WHAT YOU WILL DO.
All entries must be given again exactly as written.
START WORKING DATA
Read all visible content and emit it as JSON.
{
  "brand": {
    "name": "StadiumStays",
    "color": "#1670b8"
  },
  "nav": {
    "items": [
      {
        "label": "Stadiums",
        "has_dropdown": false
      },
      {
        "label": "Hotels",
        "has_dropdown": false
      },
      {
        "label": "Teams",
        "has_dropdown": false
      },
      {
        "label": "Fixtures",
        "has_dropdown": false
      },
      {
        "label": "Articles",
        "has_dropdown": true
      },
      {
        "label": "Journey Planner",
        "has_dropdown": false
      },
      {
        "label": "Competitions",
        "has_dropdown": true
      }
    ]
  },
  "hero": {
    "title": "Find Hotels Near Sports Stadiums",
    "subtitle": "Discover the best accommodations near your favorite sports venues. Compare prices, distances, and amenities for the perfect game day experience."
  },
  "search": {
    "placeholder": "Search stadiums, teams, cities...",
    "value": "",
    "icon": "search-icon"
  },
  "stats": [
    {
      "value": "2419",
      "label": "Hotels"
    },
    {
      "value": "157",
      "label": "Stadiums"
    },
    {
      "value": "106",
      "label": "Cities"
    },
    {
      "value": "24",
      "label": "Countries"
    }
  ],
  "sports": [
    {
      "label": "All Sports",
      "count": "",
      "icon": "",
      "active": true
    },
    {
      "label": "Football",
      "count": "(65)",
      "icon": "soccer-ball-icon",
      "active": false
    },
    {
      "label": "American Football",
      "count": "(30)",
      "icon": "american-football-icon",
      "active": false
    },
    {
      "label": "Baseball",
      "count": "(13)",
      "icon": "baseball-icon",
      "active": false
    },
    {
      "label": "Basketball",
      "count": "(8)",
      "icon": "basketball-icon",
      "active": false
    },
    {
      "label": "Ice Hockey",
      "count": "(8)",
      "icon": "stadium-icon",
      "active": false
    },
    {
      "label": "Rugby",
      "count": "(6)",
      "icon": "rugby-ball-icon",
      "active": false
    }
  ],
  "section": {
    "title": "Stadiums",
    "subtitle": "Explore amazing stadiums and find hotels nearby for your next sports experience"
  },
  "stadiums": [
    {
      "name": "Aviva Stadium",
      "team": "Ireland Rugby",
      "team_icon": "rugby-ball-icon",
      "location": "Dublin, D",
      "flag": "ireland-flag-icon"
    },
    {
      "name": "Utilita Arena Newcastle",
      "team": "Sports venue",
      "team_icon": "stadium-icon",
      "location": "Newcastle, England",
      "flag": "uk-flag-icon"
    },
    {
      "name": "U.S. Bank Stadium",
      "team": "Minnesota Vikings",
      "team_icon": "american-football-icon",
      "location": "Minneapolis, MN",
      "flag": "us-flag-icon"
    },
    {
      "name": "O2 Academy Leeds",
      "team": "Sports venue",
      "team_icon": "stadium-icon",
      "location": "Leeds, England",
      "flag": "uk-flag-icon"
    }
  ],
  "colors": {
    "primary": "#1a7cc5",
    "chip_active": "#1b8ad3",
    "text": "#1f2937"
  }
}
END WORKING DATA
RESULT.
Read all visible content and emit it as JSON.
{
  "brand": {
    "name": "StadiumStays",
    "color": "#1670b8"
  },
  "nav": {
    "items": [
      {
        "label": "Stadiums",
        "has_dropdown": false
      },
      {
        "label": "Hotels",
        "has_dropdown": false
      },
      {
        "label": "Teams",
        "has_dropdown": false
      },
      {
        "label": "Fixtures",
        "has_dropdown": false
      },
      {
        "label": "Articles",
        "has_dropdown": true
      },
      {
        "label": "Journey Planner",
        "has_dropdown": false
      },
      {
        "label": "Competitions",
        "has_dropdown": true
      }
    ]
  },
  "hero": {
    "title": "Find Hotels Near Sports Stadiums",
    "subtitle": "Discover the best accommodations near your favorite sports venues. Compare prices, distances, and amenities for the perfect game day experience."
  },
  "search": {
    "placeholder": "Search stadiums, teams, cities...",
    "value": "",
    "icon": "search-icon"
  },
  "stats": [
    {
      "value": "2419",
      "label": "Hotels"
    },
    {
      "value": "157",
      "label": "Stadiums"
    },
    {
      "value": "106",
      "label": "Cities"
    },
    {
      "value": "24",
      "label": "Countries"
    }
  ],
  "sports": [
    {
      "label": "All Sports",
      "count": "",
      "icon": "",
      "active": true
    },
    {
      "label": "Football",
      "count": "(65)",
      "icon": "soccer-ball-icon",
      "active": false
    },
    {
      "label": "American Football",
      "count": "(30)",
      "icon": "american-football-icon",
      "active": false
    },
    {
      "label": "Baseball",
      "count": "(13)",
      "icon": "baseball-icon",
      "active": false
    },
    {
      "label": "Basketball",
      "count": "(8)",
      "icon": "basketball-icon",
      "active": false
    },
    {
      "label": "Ice Hockey",
      "count": "(8)",
      "icon": "stadium-icon",
      "active": false
    },
    {
      "label": "Rugby",
      "count": "(6)",
      "icon": "rugby-ball-icon",
      "active": false
    }
  ],
  "section": {
    "title": "Stadiums",
    "subtitle": "Explore amazing stadiums and find hotels nearby for your next sports experience"
  },
  "stadiums": [
    {
      "name": "Aviva Stadium",
      "team": "Ireland Rugby",
      "team_icon": "rugby-ball-icon",
      "location": "Dublin, D",
      "flag": "ireland-flag-icon"
    },
    {
      "name": "Utilita Arena Newcastle",
      "team": "Sports venue",
      "team_icon": "stadium-icon",
      "location": "Newcastle, England",
      "flag": "uk-flag-icon"
    },
    {
      "name": "U.S. Bank Stadium",
      "team": "Minnesota Vikings",
      "team_icon": "american-football-icon",
      "location": "Minneapolis, MN",
      "flag": "us-flag-icon"
    },
    {
      "name": "O2 Academy Leeds",
      "team": "Sports venue",
      "team_icon": "stadium-icon",
      "location": "Leeds, England",
      "flag": "uk-flag-icon"
    }
  ],
  "colors": {
    "primary": "#1a7cc5",
    "chip_active": "#1b8ad3",
    "text": "#1f2937"
  }
}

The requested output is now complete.